Directions
Write out the data word for word and omit every picture.

Materials provided below:

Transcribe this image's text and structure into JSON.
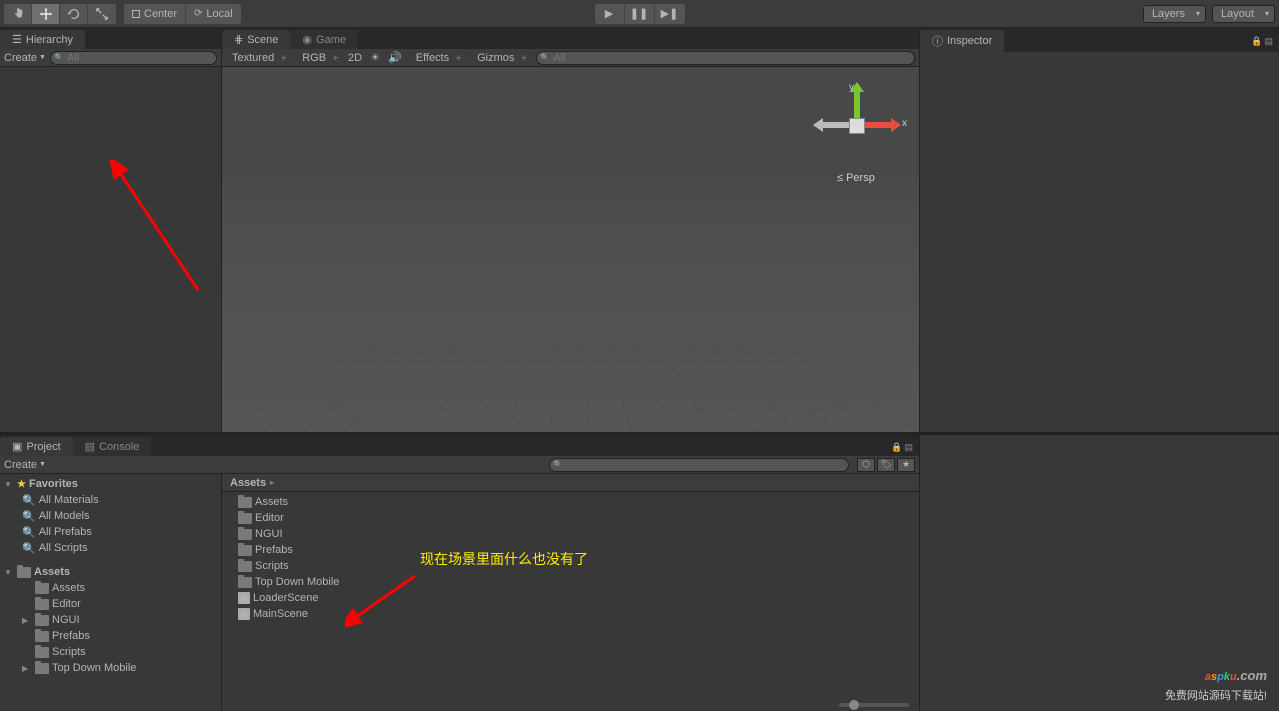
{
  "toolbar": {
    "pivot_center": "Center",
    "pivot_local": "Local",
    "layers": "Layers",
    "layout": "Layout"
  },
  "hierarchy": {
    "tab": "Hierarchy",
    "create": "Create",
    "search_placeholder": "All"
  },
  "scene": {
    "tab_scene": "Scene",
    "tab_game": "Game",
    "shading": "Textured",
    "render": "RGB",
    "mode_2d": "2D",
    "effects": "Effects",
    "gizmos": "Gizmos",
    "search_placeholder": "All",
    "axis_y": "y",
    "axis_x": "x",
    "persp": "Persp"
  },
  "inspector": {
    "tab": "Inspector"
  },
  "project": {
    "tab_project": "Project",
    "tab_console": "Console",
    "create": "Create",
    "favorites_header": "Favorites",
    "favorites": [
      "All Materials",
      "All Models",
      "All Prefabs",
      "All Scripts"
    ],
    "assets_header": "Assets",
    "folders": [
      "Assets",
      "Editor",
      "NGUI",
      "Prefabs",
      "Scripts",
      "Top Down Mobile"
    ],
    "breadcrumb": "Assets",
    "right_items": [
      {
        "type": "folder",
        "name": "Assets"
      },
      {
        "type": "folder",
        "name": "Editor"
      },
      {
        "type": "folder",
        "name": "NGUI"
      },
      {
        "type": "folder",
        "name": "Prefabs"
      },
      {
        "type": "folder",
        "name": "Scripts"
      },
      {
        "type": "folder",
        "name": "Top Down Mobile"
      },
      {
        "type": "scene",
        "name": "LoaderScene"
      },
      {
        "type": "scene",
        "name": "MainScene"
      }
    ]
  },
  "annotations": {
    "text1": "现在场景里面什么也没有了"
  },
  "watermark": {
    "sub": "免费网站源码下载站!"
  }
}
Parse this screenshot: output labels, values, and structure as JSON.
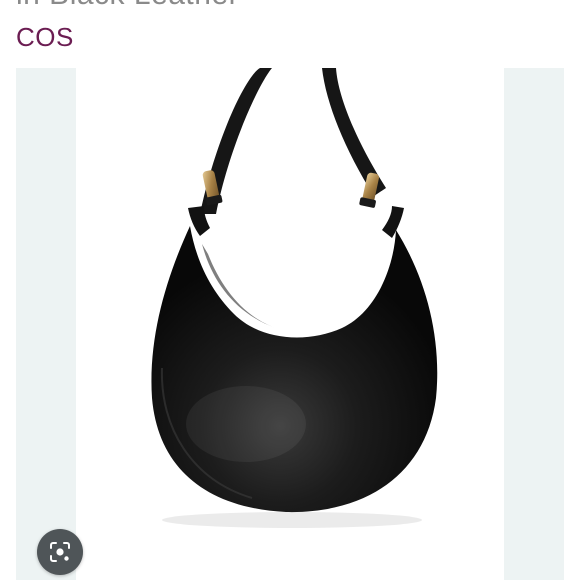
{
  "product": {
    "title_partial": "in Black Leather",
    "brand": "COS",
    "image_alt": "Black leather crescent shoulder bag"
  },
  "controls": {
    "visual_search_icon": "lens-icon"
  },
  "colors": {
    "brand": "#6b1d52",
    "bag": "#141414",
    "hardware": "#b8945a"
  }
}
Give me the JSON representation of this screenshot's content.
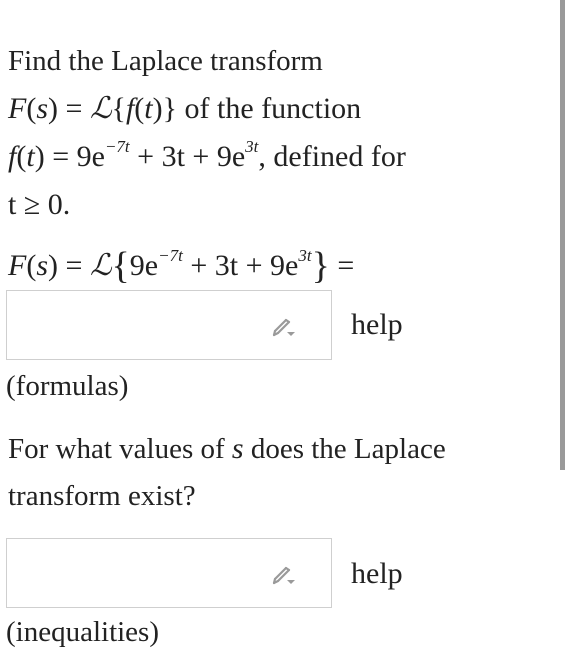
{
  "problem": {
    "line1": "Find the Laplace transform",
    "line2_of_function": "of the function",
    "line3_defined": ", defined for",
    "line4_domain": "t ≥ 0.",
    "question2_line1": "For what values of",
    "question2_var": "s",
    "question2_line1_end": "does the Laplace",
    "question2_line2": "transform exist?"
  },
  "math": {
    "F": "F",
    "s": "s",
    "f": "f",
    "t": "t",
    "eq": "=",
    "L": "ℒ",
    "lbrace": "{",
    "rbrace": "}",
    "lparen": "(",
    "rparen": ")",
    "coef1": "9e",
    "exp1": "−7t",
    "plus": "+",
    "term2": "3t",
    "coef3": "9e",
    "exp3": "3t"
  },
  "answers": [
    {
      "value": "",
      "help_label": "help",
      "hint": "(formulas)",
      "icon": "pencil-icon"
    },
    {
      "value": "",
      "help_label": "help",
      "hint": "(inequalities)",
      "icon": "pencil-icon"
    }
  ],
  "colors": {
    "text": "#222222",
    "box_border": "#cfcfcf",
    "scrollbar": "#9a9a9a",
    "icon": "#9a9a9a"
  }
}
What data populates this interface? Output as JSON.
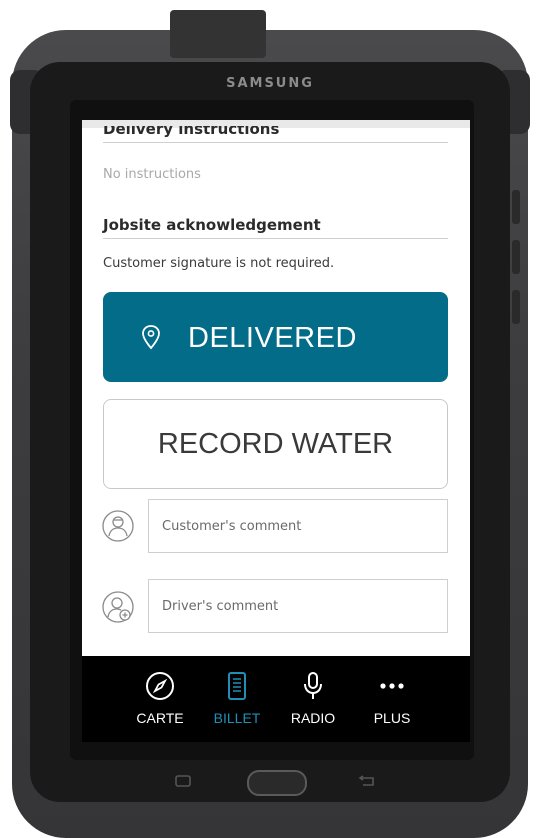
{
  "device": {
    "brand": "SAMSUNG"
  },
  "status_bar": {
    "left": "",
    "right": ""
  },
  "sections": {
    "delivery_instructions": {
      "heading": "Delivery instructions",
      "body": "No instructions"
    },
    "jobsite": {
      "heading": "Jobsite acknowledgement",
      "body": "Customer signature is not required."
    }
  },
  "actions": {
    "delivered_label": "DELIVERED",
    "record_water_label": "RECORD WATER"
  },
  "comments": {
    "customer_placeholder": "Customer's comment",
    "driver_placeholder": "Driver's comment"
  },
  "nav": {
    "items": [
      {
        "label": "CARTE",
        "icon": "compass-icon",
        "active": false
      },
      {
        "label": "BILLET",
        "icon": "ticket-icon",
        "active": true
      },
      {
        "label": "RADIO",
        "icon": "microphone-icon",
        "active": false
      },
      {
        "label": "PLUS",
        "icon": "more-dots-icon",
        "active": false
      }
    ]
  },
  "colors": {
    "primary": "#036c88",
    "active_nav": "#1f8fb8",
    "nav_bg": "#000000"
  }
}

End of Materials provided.

Task result
Transcribe this image's text and structure into JSON.
{
  "toolbar": {
    "pivot_center": "Center",
    "pivot_local": "Local",
    "layers": "Layers",
    "layout": "Layout"
  },
  "hierarchy": {
    "tab": "Hierarchy",
    "create": "Create",
    "search_placeholder": "All"
  },
  "scene": {
    "tab_scene": "Scene",
    "tab_game": "Game",
    "shading": "Textured",
    "render": "RGB",
    "mode_2d": "2D",
    "effects": "Effects",
    "gizmos": "Gizmos",
    "search_placeholder": "All",
    "axis_y": "y",
    "axis_x": "x",
    "persp": "Persp"
  },
  "inspector": {
    "tab": "Inspector"
  },
  "project": {
    "tab_project": "Project",
    "tab_console": "Console",
    "create": "Create",
    "favorites_header": "Favorites",
    "favorites": [
      "All Materials",
      "All Models",
      "All Prefabs",
      "All Scripts"
    ],
    "assets_header": "Assets",
    "folders": [
      "Assets",
      "Editor",
      "NGUI",
      "Prefabs",
      "Scripts",
      "Top Down Mobile"
    ],
    "breadcrumb": "Assets",
    "right_items": [
      {
        "type": "folder",
        "name": "Assets"
      },
      {
        "type": "folder",
        "name": "Editor"
      },
      {
        "type": "folder",
        "name": "NGUI"
      },
      {
        "type": "folder",
        "name": "Prefabs"
      },
      {
        "type": "folder",
        "name": "Scripts"
      },
      {
        "type": "folder",
        "name": "Top Down Mobile"
      },
      {
        "type": "scene",
        "name": "LoaderScene"
      },
      {
        "type": "scene",
        "name": "MainScene"
      }
    ]
  },
  "annotations": {
    "text1": "现在场景里面什么也没有了"
  },
  "watermark": {
    "sub": "免费网站源码下载站!"
  }
}
Parse this screenshot: output labels, values, and structure as JSON.
{
  "product": {
    "title_partial": "in Black Leather",
    "brand": "COS",
    "image_alt": "Black leather crescent shoulder bag"
  },
  "controls": {
    "visual_search_icon": "lens-icon"
  },
  "colors": {
    "brand": "#6b1d52",
    "bag": "#141414",
    "hardware": "#b8945a"
  }
}
Give me the JSON representation of this screenshot's content.
{
  "problem": {
    "line1": "Find the Laplace transform",
    "line2_of_function": "of the function",
    "line3_defined": ", defined for",
    "line4_domain": "t ≥ 0.",
    "question2_line1": "For what values of",
    "question2_var": "s",
    "question2_line1_end": "does the Laplace",
    "question2_line2": "transform exist?"
  },
  "math": {
    "F": "F",
    "s": "s",
    "f": "f",
    "t": "t",
    "eq": "=",
    "L": "ℒ",
    "lbrace": "{",
    "rbrace": "}",
    "lparen": "(",
    "rparen": ")",
    "coef1": "9e",
    "exp1": "−7t",
    "plus": "+",
    "term2": "3t",
    "coef3": "9e",
    "exp3": "3t"
  },
  "answers": [
    {
      "value": "",
      "help_label": "help",
      "hint": "(formulas)",
      "icon": "pencil-icon"
    },
    {
      "value": "",
      "help_label": "help",
      "hint": "(inequalities)",
      "icon": "pencil-icon"
    }
  ],
  "colors": {
    "text": "#222222",
    "box_border": "#cfcfcf",
    "scrollbar": "#9a9a9a",
    "icon": "#9a9a9a"
  }
}
What data populates this interface? Output as JSON.
{
  "device": {
    "brand": "SAMSUNG"
  },
  "status_bar": {
    "left": "",
    "right": ""
  },
  "sections": {
    "delivery_instructions": {
      "heading": "Delivery instructions",
      "body": "No instructions"
    },
    "jobsite": {
      "heading": "Jobsite acknowledgement",
      "body": "Customer signature is not required."
    }
  },
  "actions": {
    "delivered_label": "DELIVERED",
    "record_water_label": "RECORD WATER"
  },
  "comments": {
    "customer_placeholder": "Customer's comment",
    "driver_placeholder": "Driver's comment"
  },
  "nav": {
    "items": [
      {
        "label": "CARTE",
        "icon": "compass-icon",
        "active": false
      },
      {
        "label": "BILLET",
        "icon": "ticket-icon",
        "active": true
      },
      {
        "label": "RADIO",
        "icon": "microphone-icon",
        "active": false
      },
      {
        "label": "PLUS",
        "icon": "more-dots-icon",
        "active": false
      }
    ]
  },
  "colors": {
    "primary": "#036c88",
    "active_nav": "#1f8fb8",
    "nav_bg": "#000000"
  }
}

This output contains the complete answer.